For the past 3 weeks since meeting her, we'd scheduled her twice but she ended up not being available. We still felt good about her, and finally we met with her this past Friday. When she met with us, she invited us to her home and began to share with us that ever since she'd met us on the street, she's been praying more with her son and telling her family that they need to meet us to learn more about God. She said she used to always ignore church people, but in order to prove to us that she trusted us, she took us to her home (which is a HUGE gesture of trust in Hong Kong). She said that she had had heart surgery twice and that she told God if she lived through it, she'd do anything. She's married with a 10 year old son. She said that she could see the innocence and sincerity in our eyes, and when she was "warned" about us by other family members, she didn't listen.
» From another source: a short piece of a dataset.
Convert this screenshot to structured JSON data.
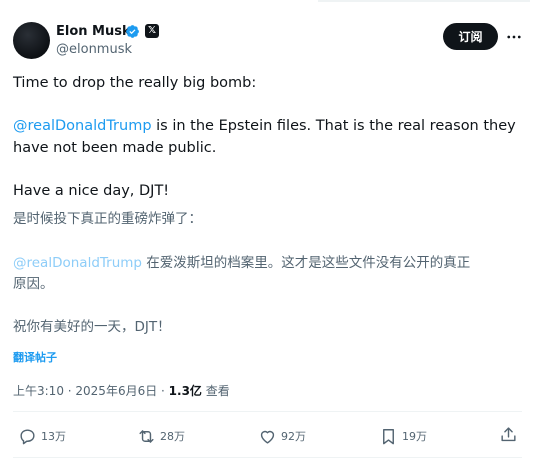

She believes that with all the experiences and events that have occurred in her life up to this point, she believes that God has sent us to her to tell her what she needs to do to follow Him and Jesus Christ, and that she really wants to join our church with her son.
Of course, Elder Young and I were blown away at this announcement and also the several spiritual experiences that she shared with us. As we shared our experiences together, it became evident that she recognized us as servants of the Lord. I know that the feeling to get off that bus was a prompting from the Holy Spirit to find Carmen. It was so sudden, and although it initially felt like an almost annoying reminder from the Lord to be diligent, it was also a divine arrangement to meet a precious soul the Lord has been long preparing to receive the true gospel of Jesus Christ. We told her that learning the gospel is a family affair, and something that can be a huge blessing to our families. So she invited us to come over later this week for dinner with her husband and her son.
I have prayed hard daily to find families, and have come home many days feeling very empty-handed. But we have been diligent in our prayers and the offering of our patience, diligence, obedience and faith in the Lord. I am a witness that it always pays off in the end, that the Lord listens to our prayers, and He knows the thoughts, desires, and intents of our hearts. If we are faithful, He will always fulfil His promises to us.

Elder Hazen